“The advantage to the software is that you’re able to create good graphics instantly and at scale,” Roppel said. “As we draft these things, we know the sizes of steps, we know the sizes of walkways, we know the sizes of trees and shrubs. Sometimes we end up with eight to ten different design options in one file, which we study and narrow down to two or three. Studying these options graphically and discussing design opportunities is what we do using the flexibility of Vectorworks.”
Cornelia Roppel, Lead Designer
The advantage to the software is that you’re able to create good graphics instantly and at scale. Studying these options graphically and discussing design opportunities is what we do using the flexibility of Vectorworks.
San Francisco's Locus of Sustainability
The Transit Center brings practical sustainable solutions to downtown San Francisco in several forms.
Stormwater and water from terminal sinks are collected and treated in a subsurface wetland at the park’s east end. This water is then used for restrooms throughout the terminal building.
Before this project, San Francisco code disallowed the use of greywater in commercial applications. It was only permitted for reuse in residential situations. PWP worked with San Francisco City Planning to demonstrate the benefits of greywater reuse in all areas of city planning — ultimately the code was changed, and much of the switch can be attributed to the efforts of PWP.
The Transit Center also improves the environment by absorbing bus exhaust from the terminal below it.
The micro-ecosystem has become home for birds, butterflies, and pollinators, increasing biodiversity and longevity of the rooftop park. Greenspan explained the conception of this biodiverse ecosystem:
- “We took the history, heritage, and ecology of San Francisco and the Bay Area very seriously on the development of this project. We wanted to create a park with special gardens that appeal to both people and animals.
- Native California species are very important to that end, but so are non-native species. The non-native plants we included have all evolved to live in very similar climates to the Bay Area, whether they’re from Mediterranean climates, dry summer and desert-like climates, or high-elevation forests. None of the species used are invasive; they’ll all remain contained to the rooftop.

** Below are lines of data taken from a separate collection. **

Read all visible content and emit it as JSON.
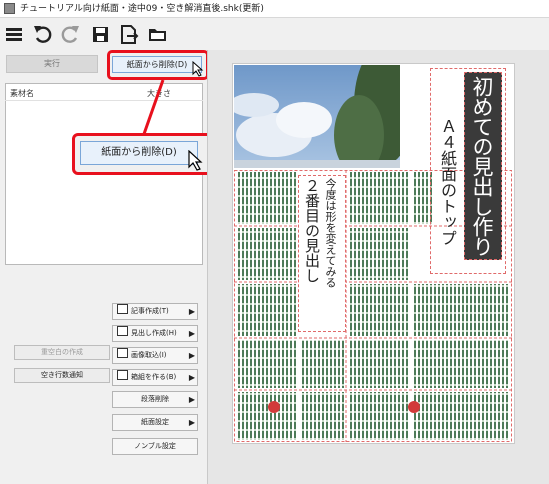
{
  "window": {
    "title": "チュートリアル向け紙面・途中09・空き解消直後.shk(更新)"
  },
  "toolbar": {
    "icons": [
      "menu-icon",
      "undo-icon",
      "redo-icon",
      "save-icon",
      "export-icon",
      "open-folder-icon"
    ]
  },
  "left_panel": {
    "execute_label": "実行",
    "delete_from_page_label": "紙面から削除(D)",
    "columns": {
      "name": "素材名",
      "size": "大きさ"
    },
    "callout_label": "紙面から削除(D)",
    "reset_space_label": "重空白の作成",
    "blank_line_count_label": "空き行数通知"
  },
  "actions": {
    "article_create": "記事作成(T)",
    "headline_create": "見出し作成(H)",
    "image_import": "画像取込(I)",
    "box_create": "箱組を作る(B)",
    "paragraph_delete": "段落削除",
    "page_settings": "紙面設定",
    "nombre_settings": "ノンブル設定",
    "submenu_arrow": "▶"
  },
  "page": {
    "headline": "初めての見出し作り",
    "subheadline": "Ａ４紙面のトップ",
    "second_headline_small": "今度は形を変えてみる",
    "second_headline_large": "２番目の見出し"
  },
  "colors": {
    "highlight": "#e8101d",
    "accent": "#2b6cc4",
    "text_green": "#3b6e4a",
    "selection": "#e06a6a"
  }
}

- Many of the plants, even the non-native ones, are used as resources for native animals. We did a tour with a biodiversity specialist who pointed out that a bird species native to San Francisco eats plants from Australia to get them through various periods. They come to the rooftop because there are so many plants and trees flowering, including the native-to-Australia ones they’re looking for.”

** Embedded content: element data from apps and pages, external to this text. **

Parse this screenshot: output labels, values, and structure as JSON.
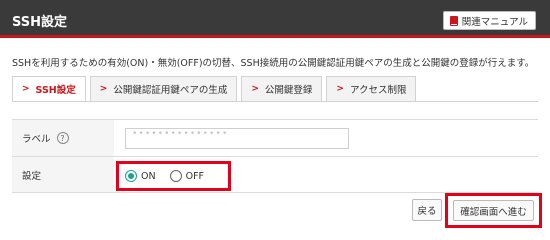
{
  "header": {
    "title": "SSH設定",
    "manual_label": "関連マニュアル",
    "accent_color": "#c9171e"
  },
  "description": "SSHを利用するための有効(ON)・無効(OFF)の切替、SSH接続用の公開鍵認証用鍵ペアの生成と公開鍵の登録が行えます。",
  "tabs": [
    {
      "label": "SSH設定",
      "active": true
    },
    {
      "label": "公開鍵認証用鍵ペアの生成",
      "active": false
    },
    {
      "label": "公開鍵登録",
      "active": false
    },
    {
      "label": "アクセス制限",
      "active": false
    }
  ],
  "form": {
    "label_row": {
      "label": "ラベル",
      "help_icon": "?",
      "value": "•••••••••••••••"
    },
    "setting_row": {
      "label": "設定",
      "options": [
        {
          "label": "ON",
          "checked": true
        },
        {
          "label": "OFF",
          "checked": false
        }
      ]
    }
  },
  "actions": {
    "back_label": "戻る",
    "confirm_label": "確認画面へ進む"
  },
  "colors": {
    "highlight": "#e2001a",
    "radio_checked": "#1aa394"
  }
}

A Masterclass in Landscape Art-Chitecture
It’s clear that the Salesforce park is eye-catching — years of forethought and planning went into the creation of this marvelous ecosystem.

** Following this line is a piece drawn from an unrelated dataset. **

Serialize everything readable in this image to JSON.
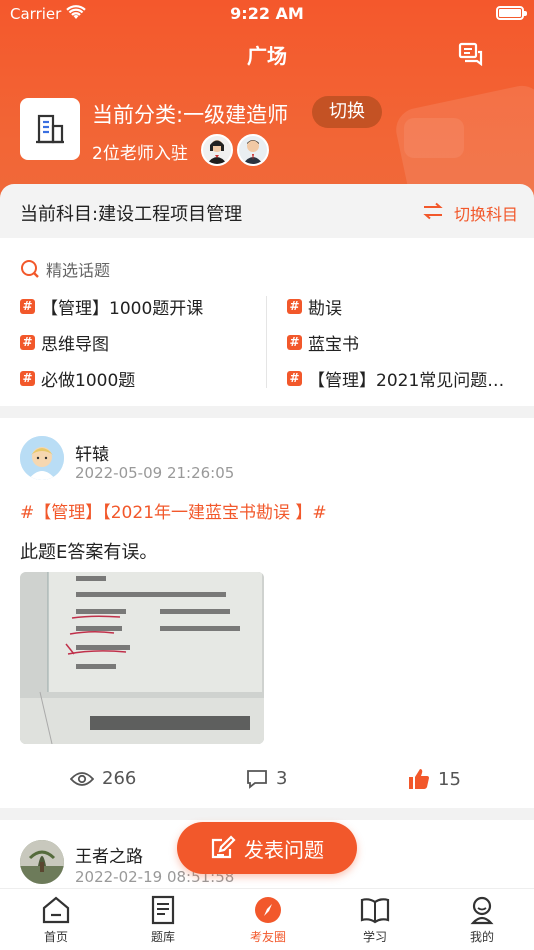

Since the rooftop spans around four city blocks and 5.4 acres, it contains several distinct sections that ease into each other.
“The outer edge of the park is surrounded in a series of gardens, and those gardens are feature gardens that focus on plant communities and plant types that are specifically suited to San Francisco's climate that also are available as habitats for flying members of San Francisco,” Greenspan said.
Another captivating feature of the rooftop is the system of water jets that shoot upwards whenever a bus passes underneath. As a bus drives through the bus deck level, it triggers sensors in the ceiling that then shoot water on the roof. You can actually follow the speed of the passing bus by watching the line of jets shoot water upwards.
“We were really focused on creating something that wouldn’t bring down the neighborhood but would help uplift it,” said Greenspan.